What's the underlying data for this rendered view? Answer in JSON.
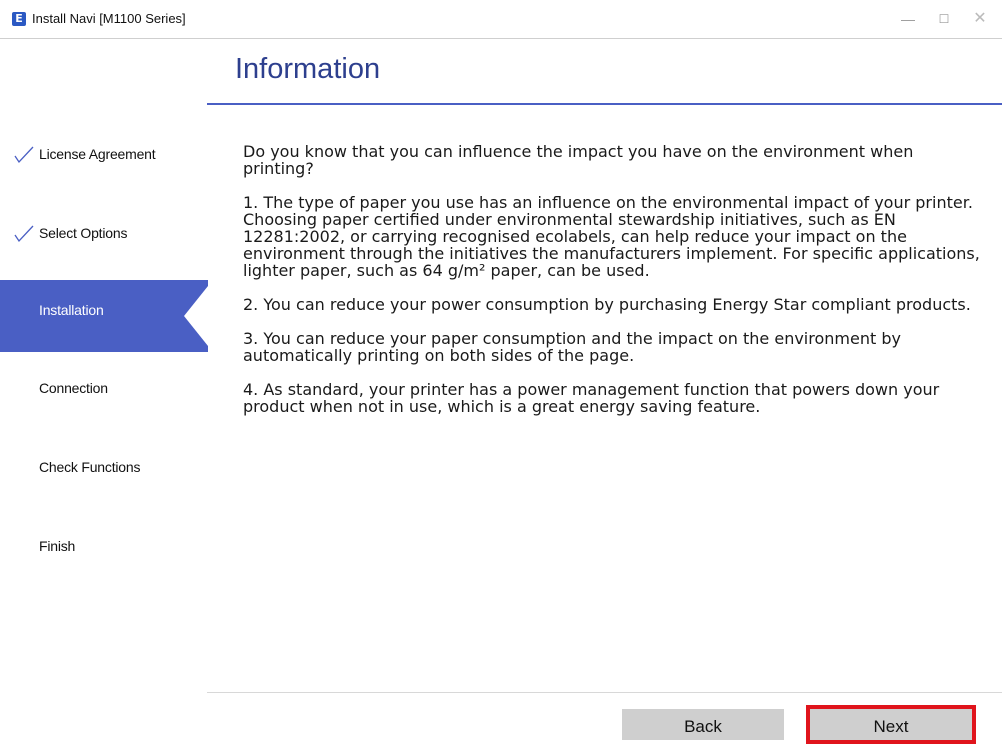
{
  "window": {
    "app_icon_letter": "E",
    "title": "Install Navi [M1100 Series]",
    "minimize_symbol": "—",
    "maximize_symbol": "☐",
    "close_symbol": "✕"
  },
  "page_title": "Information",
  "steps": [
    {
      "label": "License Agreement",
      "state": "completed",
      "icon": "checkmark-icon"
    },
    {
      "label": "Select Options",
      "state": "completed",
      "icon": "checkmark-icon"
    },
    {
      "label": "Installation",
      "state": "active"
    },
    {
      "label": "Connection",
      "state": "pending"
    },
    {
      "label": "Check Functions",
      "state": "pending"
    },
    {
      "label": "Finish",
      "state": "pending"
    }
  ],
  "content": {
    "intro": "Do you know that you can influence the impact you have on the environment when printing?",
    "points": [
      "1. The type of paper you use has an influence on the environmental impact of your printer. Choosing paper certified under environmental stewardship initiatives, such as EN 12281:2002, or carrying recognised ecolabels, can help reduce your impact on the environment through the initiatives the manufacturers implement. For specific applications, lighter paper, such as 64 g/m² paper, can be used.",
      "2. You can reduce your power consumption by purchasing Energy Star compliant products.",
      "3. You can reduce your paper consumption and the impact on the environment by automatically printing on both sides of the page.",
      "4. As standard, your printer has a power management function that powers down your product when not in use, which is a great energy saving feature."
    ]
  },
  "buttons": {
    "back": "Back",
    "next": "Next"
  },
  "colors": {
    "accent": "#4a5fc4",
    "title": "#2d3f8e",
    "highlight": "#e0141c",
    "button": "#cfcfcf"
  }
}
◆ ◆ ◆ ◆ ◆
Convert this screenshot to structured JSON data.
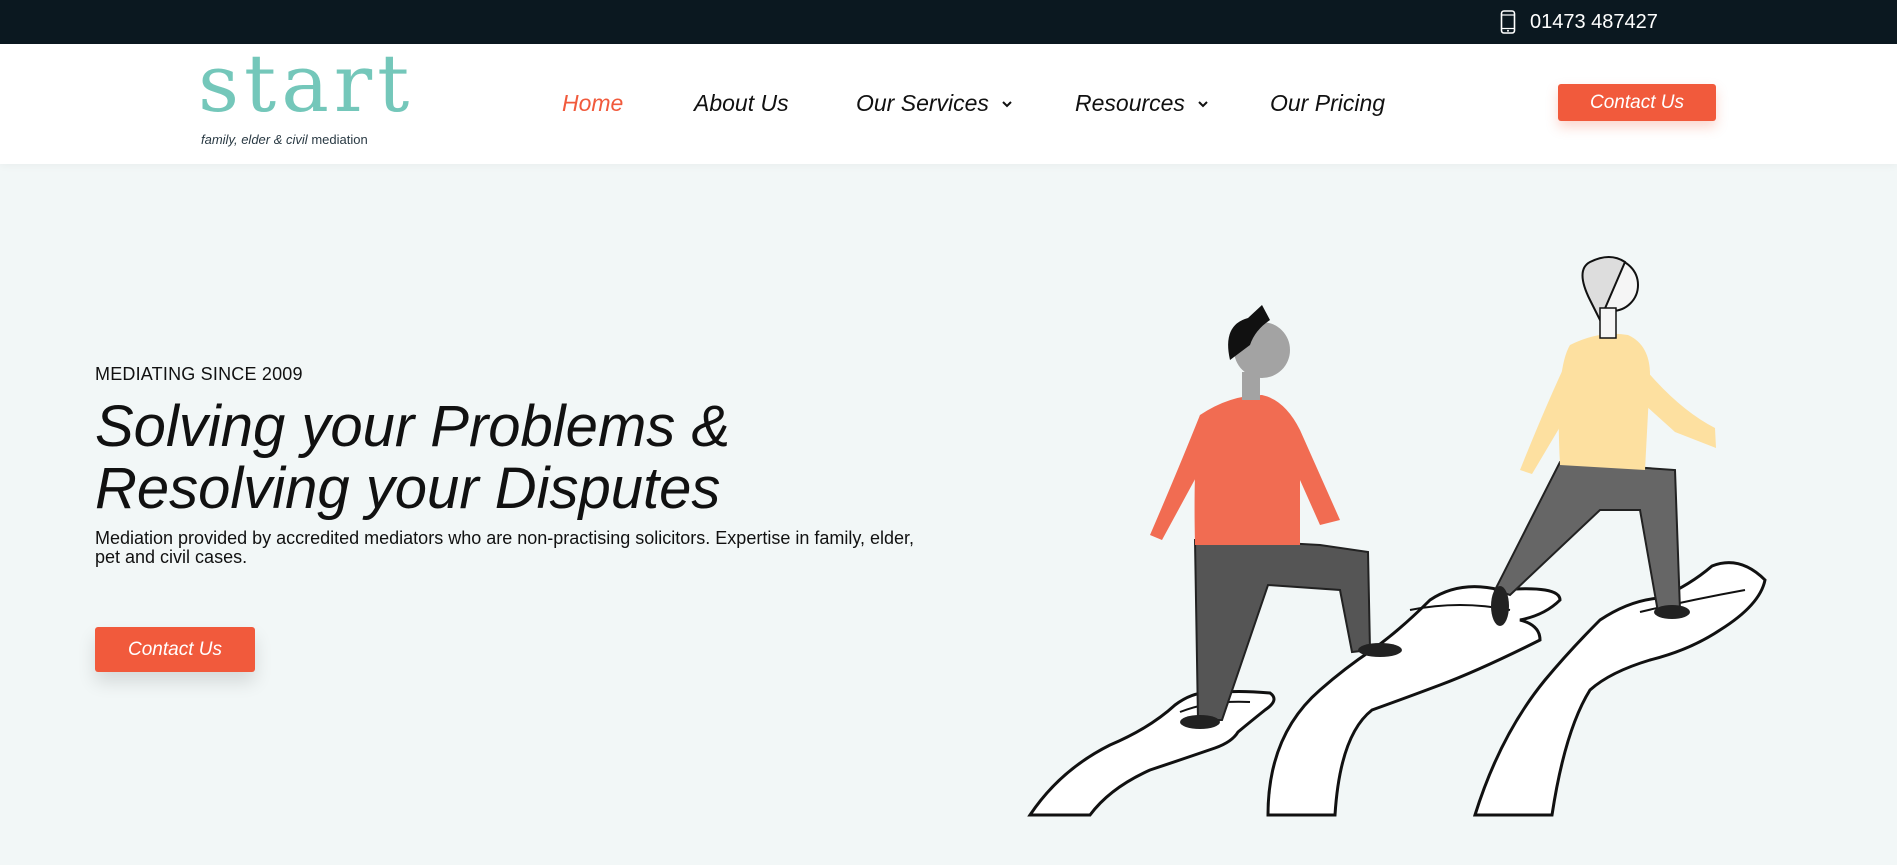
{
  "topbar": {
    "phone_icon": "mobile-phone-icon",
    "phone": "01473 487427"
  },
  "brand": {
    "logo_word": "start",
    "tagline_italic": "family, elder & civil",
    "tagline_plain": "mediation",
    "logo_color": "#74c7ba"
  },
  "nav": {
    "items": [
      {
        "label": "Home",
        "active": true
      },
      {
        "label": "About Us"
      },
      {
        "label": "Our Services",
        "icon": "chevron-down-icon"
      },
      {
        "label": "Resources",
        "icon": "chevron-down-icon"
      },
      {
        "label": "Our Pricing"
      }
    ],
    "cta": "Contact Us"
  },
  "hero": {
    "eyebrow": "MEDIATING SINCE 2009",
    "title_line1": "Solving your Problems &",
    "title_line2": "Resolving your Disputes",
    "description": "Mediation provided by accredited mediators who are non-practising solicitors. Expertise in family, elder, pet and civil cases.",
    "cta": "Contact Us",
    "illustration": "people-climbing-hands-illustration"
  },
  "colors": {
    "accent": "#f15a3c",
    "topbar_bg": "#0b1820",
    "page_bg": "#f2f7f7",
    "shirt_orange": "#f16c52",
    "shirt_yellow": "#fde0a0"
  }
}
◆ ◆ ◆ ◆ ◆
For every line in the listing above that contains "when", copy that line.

    "intro": "Do you know that you can influence the impact you have on the environment when printing?",
      "4. As standard, your printer has a power management function that powers down your product when not in use, which is a great energy saving feature."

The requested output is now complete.